Component data from apps and pages
::::
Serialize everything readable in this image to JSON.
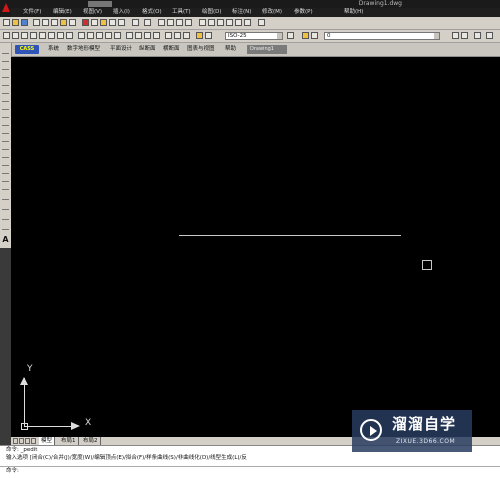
{
  "window": {
    "title": "Drawing1.dwg"
  },
  "menu": {
    "items": [
      "文件(F)",
      "编辑(E)",
      "视图(V)",
      "插入(I)",
      "格式(O)",
      "工具(T)",
      "绘图(D)",
      "标注(N)",
      "修改(M)",
      "参数(P)",
      "帮助(H)"
    ]
  },
  "toolbar": {
    "dimstyle": "ISO-25",
    "layer": "0"
  },
  "ribbon": {
    "logo": "CASS",
    "items": [
      "系统",
      "数字地形模型",
      "平面设计",
      "纵断面",
      "横断面",
      "图表与视图",
      "帮助"
    ],
    "document_tab": "Drawing1"
  },
  "drawbar": {
    "text_tool": "A"
  },
  "canvas": {
    "background": "#000000",
    "axis_x": "X",
    "axis_y": "Y"
  },
  "layout_tabs": {
    "items": [
      "模型",
      "布局1",
      "布局2"
    ],
    "active": 0
  },
  "command": {
    "lines": [
      "命令: _pedit",
      "输入选项 [闭合(C)/合并(J)/宽度(W)/编辑顶点(E)/拟合(F)/样条曲线(S)/非曲线化(D)/线型生成(L)/反",
      "命令:"
    ]
  },
  "watermark": {
    "brand": "溜溜自学",
    "url": "ZIXUE.3D66.COM",
    "color": "#283c5f"
  }
}
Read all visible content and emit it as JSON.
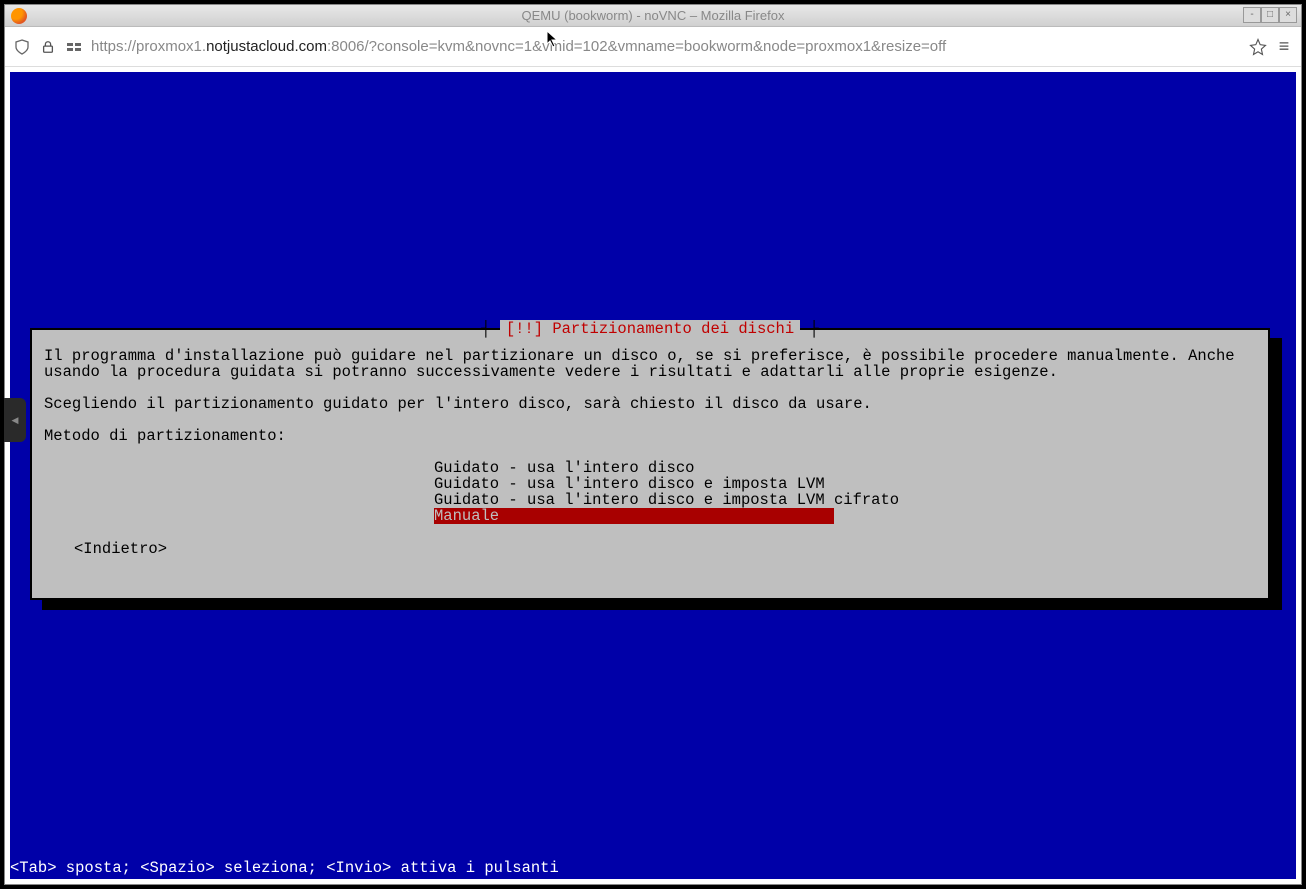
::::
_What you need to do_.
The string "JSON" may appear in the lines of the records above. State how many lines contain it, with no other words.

_Answer for the task_.
2